Tahir Abbas, the head of research at Arif Habib Limited, shared his views with local media and said that if international oil prices continue to rise, the government may declare a greater price increase than the anticipated Rs12–22 per liter.

The government increased the price of petrol and diesel at the beginning of August 2023 as required by the terms of the IMF loan.

According to Abbas, price increases of Rs20–22 per liter for diesel and Rs12–13 per liter for petrol are possible for the second half of August.

In the last 15 days, the price of refined goods has increased by $13 per barrel, reaching $111 per barrel, while the price of petrol has increased by $7 per barrel, reaching $97 per barrel.
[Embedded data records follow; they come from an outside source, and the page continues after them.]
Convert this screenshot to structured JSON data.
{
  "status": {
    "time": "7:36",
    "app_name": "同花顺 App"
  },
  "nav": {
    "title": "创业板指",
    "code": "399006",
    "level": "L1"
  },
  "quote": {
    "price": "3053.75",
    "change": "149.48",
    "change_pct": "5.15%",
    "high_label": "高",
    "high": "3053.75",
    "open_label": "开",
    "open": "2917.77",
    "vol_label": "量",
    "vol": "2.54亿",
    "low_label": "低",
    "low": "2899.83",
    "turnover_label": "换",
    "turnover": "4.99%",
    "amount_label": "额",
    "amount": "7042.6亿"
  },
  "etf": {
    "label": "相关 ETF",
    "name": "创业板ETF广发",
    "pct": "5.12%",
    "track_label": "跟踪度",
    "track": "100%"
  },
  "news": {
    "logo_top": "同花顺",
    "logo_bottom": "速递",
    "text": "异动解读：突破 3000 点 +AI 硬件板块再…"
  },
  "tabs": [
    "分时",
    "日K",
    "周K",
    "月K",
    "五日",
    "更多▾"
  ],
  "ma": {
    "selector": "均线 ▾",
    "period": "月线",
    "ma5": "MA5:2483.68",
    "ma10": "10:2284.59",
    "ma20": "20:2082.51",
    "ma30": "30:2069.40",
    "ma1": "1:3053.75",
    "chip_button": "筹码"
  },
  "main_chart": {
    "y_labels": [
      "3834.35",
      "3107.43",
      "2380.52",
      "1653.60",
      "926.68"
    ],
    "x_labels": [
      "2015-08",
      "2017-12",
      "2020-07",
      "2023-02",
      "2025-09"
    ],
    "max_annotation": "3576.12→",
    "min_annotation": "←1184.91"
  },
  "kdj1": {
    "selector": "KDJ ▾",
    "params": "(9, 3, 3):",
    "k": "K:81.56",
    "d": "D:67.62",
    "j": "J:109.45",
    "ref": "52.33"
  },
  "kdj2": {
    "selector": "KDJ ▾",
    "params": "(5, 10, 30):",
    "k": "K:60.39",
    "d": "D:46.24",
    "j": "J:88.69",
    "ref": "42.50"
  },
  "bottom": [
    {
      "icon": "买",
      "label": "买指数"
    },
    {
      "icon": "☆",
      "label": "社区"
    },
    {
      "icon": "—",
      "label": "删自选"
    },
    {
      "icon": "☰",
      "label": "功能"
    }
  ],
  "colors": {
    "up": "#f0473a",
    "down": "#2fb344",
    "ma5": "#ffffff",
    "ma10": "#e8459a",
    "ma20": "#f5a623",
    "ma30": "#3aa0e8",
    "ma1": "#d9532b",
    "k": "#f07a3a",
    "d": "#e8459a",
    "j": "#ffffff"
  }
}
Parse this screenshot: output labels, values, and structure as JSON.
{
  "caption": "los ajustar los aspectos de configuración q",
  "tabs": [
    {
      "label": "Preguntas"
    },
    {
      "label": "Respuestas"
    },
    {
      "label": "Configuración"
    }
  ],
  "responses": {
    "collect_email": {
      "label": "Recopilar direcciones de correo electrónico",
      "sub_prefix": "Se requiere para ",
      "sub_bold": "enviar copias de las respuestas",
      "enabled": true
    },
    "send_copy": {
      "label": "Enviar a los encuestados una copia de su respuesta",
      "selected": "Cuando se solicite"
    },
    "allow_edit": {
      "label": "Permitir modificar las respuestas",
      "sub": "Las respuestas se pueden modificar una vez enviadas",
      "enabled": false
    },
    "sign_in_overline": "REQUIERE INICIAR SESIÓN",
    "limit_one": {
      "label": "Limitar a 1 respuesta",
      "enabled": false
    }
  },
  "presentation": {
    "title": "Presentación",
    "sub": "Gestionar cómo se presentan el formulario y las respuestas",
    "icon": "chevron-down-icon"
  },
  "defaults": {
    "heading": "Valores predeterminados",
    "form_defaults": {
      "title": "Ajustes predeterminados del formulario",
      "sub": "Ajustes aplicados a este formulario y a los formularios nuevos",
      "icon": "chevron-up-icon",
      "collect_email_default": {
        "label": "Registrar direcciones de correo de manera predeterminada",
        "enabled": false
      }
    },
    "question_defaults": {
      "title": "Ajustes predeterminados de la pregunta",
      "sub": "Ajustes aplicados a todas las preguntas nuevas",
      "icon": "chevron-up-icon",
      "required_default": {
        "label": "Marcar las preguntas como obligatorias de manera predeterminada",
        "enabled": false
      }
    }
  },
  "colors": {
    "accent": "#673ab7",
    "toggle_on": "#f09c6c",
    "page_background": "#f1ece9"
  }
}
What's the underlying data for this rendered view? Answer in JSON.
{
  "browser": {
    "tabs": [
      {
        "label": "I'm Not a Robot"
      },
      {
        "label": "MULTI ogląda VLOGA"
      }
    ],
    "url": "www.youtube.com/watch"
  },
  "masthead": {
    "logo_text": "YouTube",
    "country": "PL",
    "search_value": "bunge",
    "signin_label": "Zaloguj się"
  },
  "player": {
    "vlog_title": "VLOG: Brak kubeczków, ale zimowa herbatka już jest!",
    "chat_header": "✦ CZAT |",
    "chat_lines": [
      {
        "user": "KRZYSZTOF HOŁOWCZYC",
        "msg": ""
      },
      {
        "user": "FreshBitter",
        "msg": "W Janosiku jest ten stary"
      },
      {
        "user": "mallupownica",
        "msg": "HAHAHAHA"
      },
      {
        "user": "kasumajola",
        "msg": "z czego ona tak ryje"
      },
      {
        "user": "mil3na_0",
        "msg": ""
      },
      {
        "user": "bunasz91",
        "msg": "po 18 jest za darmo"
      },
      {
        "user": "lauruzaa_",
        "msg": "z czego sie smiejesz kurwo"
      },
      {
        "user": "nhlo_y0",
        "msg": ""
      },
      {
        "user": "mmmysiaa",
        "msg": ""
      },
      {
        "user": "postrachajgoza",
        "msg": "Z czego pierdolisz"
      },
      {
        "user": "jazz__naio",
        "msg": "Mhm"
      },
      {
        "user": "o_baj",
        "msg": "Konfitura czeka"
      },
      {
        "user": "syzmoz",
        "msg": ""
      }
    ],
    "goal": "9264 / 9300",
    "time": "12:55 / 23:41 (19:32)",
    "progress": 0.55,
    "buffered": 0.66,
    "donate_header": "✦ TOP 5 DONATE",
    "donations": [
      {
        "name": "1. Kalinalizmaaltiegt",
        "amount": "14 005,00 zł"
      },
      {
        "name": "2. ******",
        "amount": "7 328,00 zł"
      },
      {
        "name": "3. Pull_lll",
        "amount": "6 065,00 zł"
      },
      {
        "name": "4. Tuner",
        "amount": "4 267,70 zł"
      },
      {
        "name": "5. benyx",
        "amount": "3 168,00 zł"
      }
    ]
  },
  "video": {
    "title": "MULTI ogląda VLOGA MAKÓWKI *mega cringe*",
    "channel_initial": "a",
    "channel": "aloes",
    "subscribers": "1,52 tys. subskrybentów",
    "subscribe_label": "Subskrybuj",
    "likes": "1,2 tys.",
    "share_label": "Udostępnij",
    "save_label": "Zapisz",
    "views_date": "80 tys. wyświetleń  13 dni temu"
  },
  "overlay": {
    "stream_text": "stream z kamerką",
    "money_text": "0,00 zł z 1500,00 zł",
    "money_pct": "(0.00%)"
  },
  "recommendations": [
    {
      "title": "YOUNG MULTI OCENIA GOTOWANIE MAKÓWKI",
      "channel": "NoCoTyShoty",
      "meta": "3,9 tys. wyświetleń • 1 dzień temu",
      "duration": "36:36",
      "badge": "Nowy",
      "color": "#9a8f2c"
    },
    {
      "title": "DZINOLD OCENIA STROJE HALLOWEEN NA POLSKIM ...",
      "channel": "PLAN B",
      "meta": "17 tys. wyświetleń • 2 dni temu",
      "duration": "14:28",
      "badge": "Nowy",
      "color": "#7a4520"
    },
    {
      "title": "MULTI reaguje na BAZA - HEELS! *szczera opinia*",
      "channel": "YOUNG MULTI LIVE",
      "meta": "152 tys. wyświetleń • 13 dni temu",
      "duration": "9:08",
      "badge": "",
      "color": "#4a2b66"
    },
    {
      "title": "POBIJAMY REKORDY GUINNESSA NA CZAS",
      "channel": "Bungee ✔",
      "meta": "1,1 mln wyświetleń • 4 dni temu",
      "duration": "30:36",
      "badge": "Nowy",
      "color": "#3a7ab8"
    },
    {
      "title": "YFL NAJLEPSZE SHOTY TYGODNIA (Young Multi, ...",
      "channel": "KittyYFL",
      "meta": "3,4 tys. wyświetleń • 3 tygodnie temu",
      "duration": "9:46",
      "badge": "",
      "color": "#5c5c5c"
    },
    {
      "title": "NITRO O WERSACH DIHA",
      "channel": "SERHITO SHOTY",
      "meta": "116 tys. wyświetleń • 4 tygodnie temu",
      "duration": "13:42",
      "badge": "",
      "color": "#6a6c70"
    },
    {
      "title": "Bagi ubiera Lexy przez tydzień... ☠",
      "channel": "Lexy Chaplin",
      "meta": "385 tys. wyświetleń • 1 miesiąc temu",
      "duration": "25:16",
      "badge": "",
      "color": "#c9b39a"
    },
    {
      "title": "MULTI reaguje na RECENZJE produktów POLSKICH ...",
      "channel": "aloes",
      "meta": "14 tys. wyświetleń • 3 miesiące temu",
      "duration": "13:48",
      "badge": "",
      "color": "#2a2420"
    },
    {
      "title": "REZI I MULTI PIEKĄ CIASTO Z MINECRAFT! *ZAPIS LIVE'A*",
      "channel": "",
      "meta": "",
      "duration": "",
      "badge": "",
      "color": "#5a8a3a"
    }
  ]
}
The impact of these price rises, both recent and conceivable, may have a considerable impact on August’s inflation number. The central bank could be forced to raise its main policy rate in September if inflation surprises.

Khalid Tawab, a seasoned business leader from the FPCCI, has encouraged the government to rethink its plan to raise fuel prices in light of these worries.

He underlines the necessity of reviewing the petroleum development levy (PDL), which is now levied at Rs50 per liter, and advises changing it to supply petrol and diesel for local consumers at more reasonable rates rather than passing along the rise in commodity costs to them directly.

The obvious indicators of an economic downturn, such as the shrinkage of the large-scale manufacturing (LSM) sector and a drop in export revenues, are consistent with Tawab’s worries. These indications draw attention to the effects that rising oil prices may have on businesses, which might result in more closures and difficult economic times.

The present legislative elected term of the government is scheduled to end in the next ten days, therefore the business community is aware that their efforts to contact the departing administration to resolve these concerns are constrained by time.